Section 1207 of the Code sets forth the powers and duties of the Board of Property as follows:
The Board of Property shall, subject to any inconsistent provisions in this act contained, continue to exercise the powers and perform the duties by law vested in and imposed upon the said board.
It shall hear and determine, in all cases of controversy on caveats, in all matters of difficulty or irregularity touching escheats, warrants on escheats, warrants to agree, right of preemption, promises, imperfect titles, or otherwise, which heretofore have or hereafter may arise in transacting the business of the Land Office in the Department of Community Affairs : Provided, however, That no determination of the Board of Property shall be deemed, taken and construed to prevent either of the parties from bringing their action at the common law, either for the recovery of possession or determining damages for waste or trespass. (Emphasis added.)
The Board of Property shall also have jurisdiction to hear and determine cases involving the title to land or interest therein brought by persons who claim an interest in the title to lands occupied or claimed by the Commonwealth . (Emphasis added.)
The board shall make its determination within thirty (30) days after the final hearing on any of the above matters.

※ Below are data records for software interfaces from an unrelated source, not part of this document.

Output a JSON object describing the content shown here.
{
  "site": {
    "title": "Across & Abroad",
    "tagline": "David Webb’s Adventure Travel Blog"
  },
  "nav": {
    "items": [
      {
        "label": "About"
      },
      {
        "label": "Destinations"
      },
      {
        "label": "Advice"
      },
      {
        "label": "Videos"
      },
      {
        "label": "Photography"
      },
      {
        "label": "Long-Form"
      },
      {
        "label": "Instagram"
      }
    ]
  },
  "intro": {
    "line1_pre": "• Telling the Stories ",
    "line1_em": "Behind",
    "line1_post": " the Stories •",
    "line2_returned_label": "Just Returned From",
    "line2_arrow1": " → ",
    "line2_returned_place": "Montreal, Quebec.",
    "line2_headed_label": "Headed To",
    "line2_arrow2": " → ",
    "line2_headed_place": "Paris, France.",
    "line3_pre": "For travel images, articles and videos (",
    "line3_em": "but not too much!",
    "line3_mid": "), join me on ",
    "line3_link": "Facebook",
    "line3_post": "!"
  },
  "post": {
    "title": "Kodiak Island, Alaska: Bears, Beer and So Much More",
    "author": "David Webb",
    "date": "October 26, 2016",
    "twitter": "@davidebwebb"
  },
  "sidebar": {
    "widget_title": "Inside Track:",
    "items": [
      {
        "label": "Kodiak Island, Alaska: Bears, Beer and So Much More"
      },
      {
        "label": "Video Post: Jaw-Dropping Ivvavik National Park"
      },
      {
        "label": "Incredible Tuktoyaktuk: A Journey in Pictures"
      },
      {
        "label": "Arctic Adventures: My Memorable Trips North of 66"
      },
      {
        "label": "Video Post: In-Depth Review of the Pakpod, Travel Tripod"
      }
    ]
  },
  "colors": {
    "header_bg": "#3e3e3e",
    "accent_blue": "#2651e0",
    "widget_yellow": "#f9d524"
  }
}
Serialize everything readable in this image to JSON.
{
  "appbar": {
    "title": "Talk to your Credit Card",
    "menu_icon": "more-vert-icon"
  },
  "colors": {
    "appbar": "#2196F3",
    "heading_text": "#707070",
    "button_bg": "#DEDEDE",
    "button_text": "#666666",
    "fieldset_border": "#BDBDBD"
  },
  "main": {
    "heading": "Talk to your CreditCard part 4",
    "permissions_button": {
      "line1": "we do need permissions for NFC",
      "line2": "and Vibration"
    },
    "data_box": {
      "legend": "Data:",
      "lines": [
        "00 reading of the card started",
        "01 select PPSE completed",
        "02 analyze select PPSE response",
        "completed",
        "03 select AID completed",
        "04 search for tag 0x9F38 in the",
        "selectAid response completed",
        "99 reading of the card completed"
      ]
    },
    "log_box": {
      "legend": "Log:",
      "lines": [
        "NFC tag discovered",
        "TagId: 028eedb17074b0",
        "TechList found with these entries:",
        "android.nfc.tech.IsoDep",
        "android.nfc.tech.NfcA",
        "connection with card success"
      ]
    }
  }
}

Section 1207 of the Code, as enacted in 1929, contained only the first and second paragraphs, under which the jurisdiction of the Board of Property was limited to cases arising out of the operation of the Land Office, i.e., where there were adverse claimants of title to land originally granted by the Commonwealth by warrants or patents. Bannard v. New York State Natural Gas Corp., 404 Pa. 269, 172 A.2d 306 (1961). *fn2 Subsequently in 1953, Section 1207 of the Code was amended adding the third and fourth paragraphs.
Krulac contends that the trial court has concurrent jurisdiction over his action under the proviso set forth in the ...